Ministers have heralded a fall in the number of workless households – by 153,000 to 3.7m – arguing that the coalition’s welfare reforms are working.
The Office for National Statistics (ONS) said that in the three months from April to June 2012 over which the data was collected there were 3.68m UK households with at least one member aged 16 to 64 where no one was working.
This represented 17.9% of households and was a fall of 0.8 percentage points, or 153,000 households, on a year earlier – the second consecutive fall. However this was from the record high of 19.2% of all households in 2010, and some way off the pre-recession figure of 17.4%.
Chris Grayling, the employment minister, said: “These are encouraging figures. Through our welfare reforms more people are entering the workplace and more children are living in a household that works.
“However, we can’t be complacent. The economy remains a substantial challenge, which is why we need the right employment support to ensure that those living in workless households and their children are given the opportunities and help to succeed.”
About two-fifths of the 5 million people who were workless were aged between 50 and 64, leading many to speculate that the fall in workless households was due to those people withdrawing from the labour market by taking early retirement.
The ONS said: “Some of the workless people aged 16 to 64 give study or retirement as their reason for not working.” If fully retired and student households are removed, the number of workless households in the UK is 2.92m.
Over the past 15 years there has been a fall in the percentage of lone-parent households with dependent children that are workless from 52% in 1996 to 37% in 2012. The first part of this fall happened between 1996 and 2006, and the proportion then remained flat for a few years but fell by about 2% between 2011 and 2012.
According to the ONS, “comparing lone parents and couple households, the latter have a much lower chance of being a workless household”.
Graeme Cook, associate director for family, community and work at the Institute for Public Policy Research, said households were a “problematic measure because they don’t measure the same people year on year. If two single workless people get together then you get one workless household instead of two.”
The data also showed there was also a fall of 36,000 in working households – those with at least one person aged 16 to 64 where all adult members are in work.
Cook said the real puzzle was that while the economy was still contracting, jobs were being created. Since the start of the recession at the beginning of 2008, employment has fallen by less than 1% while GDP has fallen by approximately 4% over the same period.

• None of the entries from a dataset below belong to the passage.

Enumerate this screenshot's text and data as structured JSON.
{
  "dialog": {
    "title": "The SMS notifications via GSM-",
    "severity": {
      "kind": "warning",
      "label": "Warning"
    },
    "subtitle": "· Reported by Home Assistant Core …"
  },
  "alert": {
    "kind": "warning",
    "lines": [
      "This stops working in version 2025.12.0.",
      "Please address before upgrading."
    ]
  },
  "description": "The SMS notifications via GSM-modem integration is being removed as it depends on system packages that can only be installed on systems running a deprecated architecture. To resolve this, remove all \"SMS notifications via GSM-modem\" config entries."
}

“What we have seen is falls in productivity, with a rise in reported self-employment and part-time work. It’s basically underemployment. Now that is not a bad thing, it’s just more complicated than saying it is about welfare reform,” said Cook.